northeastern Chorus Frogs
Pseudacris triseriata

As soon as Fred Schueler left home to attend university in New York in the 1960's, and then in Canada in the 1970's, he was entranced by the creaking call of the Striped Chorus Frog, Pseudacris triseriata, which he had not heard during his youth in Connecticut.

Since then he's been fascinated by the strikingly definite distributional limits in this species' range both in northern Ontario (P. t. maculata and the northeastern populations of the "Western" or "Midland" subspecies, P. t. triseriata, in (as now mapped by their respective herpetofaunal atlases) Northern Ontario, southern Ontario, New York, Vermont, and Quebec.

In 1973 Fred and Aleta's courtship featured surveys of the distribution of this species in western and northern New York and Fred and his late brother Paul Wesley Schueler discovered the species in Vermont in 1975. Since then we've always recorded Chorus Frogs wherever we've heard them.

Since 1990, in many places it has seemed to us that the species has been declining, a sentiment Fred expressed in his review of a report on the species' status in Quebec (Canadian Field-Naturalist 113(4):699) , and now, with the co-operation of many others who are concerned about these declines:

[Chorus Frog] [Pseudacris triseriata] [Chorus Frog]

Chorus Frog Declaration
Conference papers
monitoring Chorus Frogs

the status of northeastern Chorus Frog populations

[Boreal Rachet Frogs, Pseudacris triseriata, playing the combs]
The Eastern Ontario Biodiversity Museum announces a meeting of friends and students of Pseudacris triseriata, to discuss Chorus Frogs in central Canada and the northeastern United States - 3-4 March 2001, in Kemptville, Grenville Co., Ontario, Canada.

First Annual International Conference on Northeastern Pseudacris triseriata

(thanks to Dave Seburn of Seburn Ecological Services for the grandiose title, though there are no present plans to make this an annual event)

Despite its vernacular, the ‘Western' Chorus Frog, Pseudacris triseriata triseriata, is found farther east than any other Chorus Frog, though this eastern range was discovered, in Quebec and Vermont, only in the 1950's and 1970's. But in many places where it was found in those decades, it is now absent.

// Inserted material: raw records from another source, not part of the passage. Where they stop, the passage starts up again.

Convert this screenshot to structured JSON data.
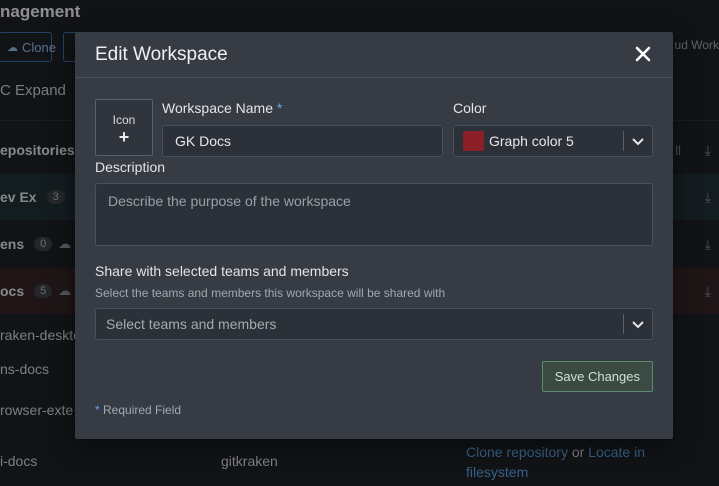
{
  "background": {
    "title": "nagement",
    "clone_button": "Clone",
    "expand_label": "Expand",
    "right_header": "ud Work",
    "section_header": "epositories",
    "section_all": "ll",
    "rows": [
      {
        "name": "ev Ex",
        "count": "3"
      },
      {
        "name": "ens",
        "count": "0"
      },
      {
        "name": "ocs",
        "count": "5"
      },
      {
        "name": "raken-deskto"
      },
      {
        "name": "ns-docs"
      },
      {
        "name": "rowser-exte"
      },
      {
        "name": "i-docs",
        "owner": "gitkraken",
        "link1": "Clone repository",
        "or": "or",
        "link2": "Locate in",
        "link2b": "filesystem"
      }
    ]
  },
  "modal": {
    "title": "Edit Workspace",
    "icon_label": "Icon",
    "icon_plus": "+",
    "workspace_name_label": "Workspace Name",
    "required_mark": "*",
    "workspace_name_value": "GK Docs",
    "color_label": "Color",
    "color_value": "Graph color 5",
    "color_swatch": "#8b1e26",
    "description_label": "Description",
    "description_placeholder": "Describe the purpose of the workspace",
    "share_label": "Share with selected teams and members",
    "share_helper": "Select the teams and members this workspace will be shared with",
    "share_placeholder": "Select teams and members",
    "save_button": "Save Changes",
    "required_note_mark": "*",
    "required_note": "Required Field"
  }
}
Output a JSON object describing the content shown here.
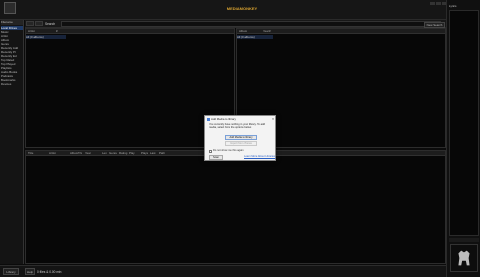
{
  "window": {
    "title": "MEDIAMONKEY"
  },
  "icons": {
    "logo": "app-logo-icon",
    "minimize": "minimize-icon",
    "maximize": "maximize-icon",
    "close": "close-icon",
    "info": "info-icon"
  },
  "toolbar": {
    "search_label": "Search"
  },
  "right_panel": {
    "header": "Lyrics",
    "new_search": "New Search"
  },
  "sidebar": {
    "header": "Filename",
    "items": [
      "Local Drives",
      "Music",
      "Artist",
      "Album",
      "Genre",
      "Recently Add",
      "Recently Pl",
      "Recently Ed",
      "Top Rated",
      "Top Played",
      "Playlists",
      "Audio Books",
      "Podcasts",
      "Bookmarks",
      "Devices"
    ]
  },
  "panes": {
    "artist": {
      "headers": [
        "Artist",
        "#"
      ],
      "first_row": "All (0 albums)"
    },
    "album": {
      "headers": [
        "Album",
        "Year",
        "#"
      ],
      "first_row": "All (0 albums)"
    },
    "tracks": {
      "headers": [
        "Title",
        "Artist",
        "Album",
        "Trk",
        "Year",
        "Len",
        "Genre",
        "Rating",
        "Play",
        "Plays",
        "Last",
        "Path"
      ]
    }
  },
  "statusbar": {
    "button1": "Library",
    "button2": "Help",
    "text": "0 files & 0.00 min"
  },
  "dialog": {
    "title": "Add Media to library",
    "body": "You currently have nothing in your library. To add media, select from the options below.",
    "add_button": "Add Media to library",
    "import_button": "Import from iTunes",
    "checkbox_label": "Do not show me this again",
    "scan_button": "Scan",
    "learn_link": "Learn More About Libraries"
  }
}
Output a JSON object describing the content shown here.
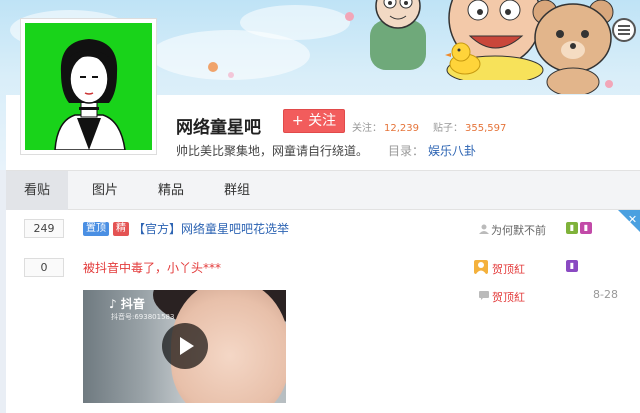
{
  "forum": {
    "name": "网络童星吧",
    "follow_label": "+ 关注",
    "follow_count_label": "关注：",
    "follow_count": "12,239",
    "post_count_label": "贴子：",
    "post_count": "355,597",
    "slogan": "帅比美比聚集地，网童请自行绕道。",
    "category_label": "目录：",
    "category": "娱乐八卦"
  },
  "tabs": [
    {
      "label": "看贴",
      "active": true
    },
    {
      "label": "图片",
      "active": false
    },
    {
      "label": "精品",
      "active": false
    },
    {
      "label": "群组",
      "active": false
    }
  ],
  "threads": [
    {
      "reply_count": "249",
      "badges": [
        "置顶",
        "精"
      ],
      "title": "【官方】网络童星吧吧花选举",
      "author": "为何默不前",
      "author_icons": [
        "user-icon",
        "level-icon"
      ]
    },
    {
      "reply_count": "0",
      "badges": [],
      "title": "被抖音中毒了，小丫头***",
      "author": "贺顶紅",
      "last_reply_author": "贺顶紅",
      "date": "8-28",
      "video": {
        "brand": "抖音",
        "id_text": "抖音号:693801583"
      }
    }
  ],
  "colors": {
    "avatar_bg": "#19d31a",
    "follow_button": "#f25c5c",
    "link_blue": "#2d64b3",
    "hot_red": "#e33a3a"
  }
}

Even in areas like central southern Ontario, some observers feel that choruses are much more widely scattered than they were in the past. In the first five years of the Marsh Monitoring programme, this was the only anuran that significantly declined in frequency in the Great Lakes Basin (Weeber & Vallianatos. 2000. The Marsh Monitoring Program 1995-1999).

Relatively suddenly, there was a lot of Chorus Frog work planned: Jean-François Desroches beginning a master's project on year-round habitat use, Seburn Ecological Services analysing Ontario records, James Gibbs at Syracuse resurveying New York sites where Chorus Frogs were heard in the 1970's, and the EOBM planning to resurvey sites in eastern Ontario and the outer Bruce Peninsula. There are also questions about the status of the northeastern-most populations of the Boreal Chorus Frog, P. t. maculata, along the James Bay shore of Quebec, and the White River & Thunder Bay areas of Ontario.

In early January, 2001, we began a simple-minded e-mail list (i.e. REPLY ALL or send messages to bckcdb@istar for resending to everyone who's joined the list), discussing work with Ontario/ New York/ New England/ Quebec Chorus Frogs, and this group decided a meeting would be useful. We had two roundtable sessions, Saturday afternoon, 3 March, and Sunday morning, 4 March, at the EOBM, in which each of us presented what we'd found out about Chorus Frogs, or what we're planning to do.

This meeting resulted in a resolution expressing our concern for northeastern Chorus Frogs, and laying out a programme of actions we feel are necessary to understand and conserve them, and a collection of papers given at the conference or contributed by those who couldn't attend. If you're interested in northeastern Chorus Frogs - or are undertaking any of the actions suggested by the resolution - you can still join the e-mail list by writing to me at - F. W. Schueler - 10 March 2001

The Eastern Ontario Biodiversity Museum, a recently incorporated full-service natural history museum, is located in Kemptville, on the Rideau River, about halfway between Ottawa and Brockville. To reach the EOBM by car, take Hwy 416 south from Ottawa, or north from Hwy 401 (at Prescott), to the County Rd 43, Kemptville, exit. Go east on 43 to the traffic lights at Co Rd 44 (the first lights at a real intersection), and south to an acute intersection, dogleg east around a triangular traffic island, and go south again on Sanders Street to Northside Plaza, where the entrance to the EOBM is conspicuously indicated.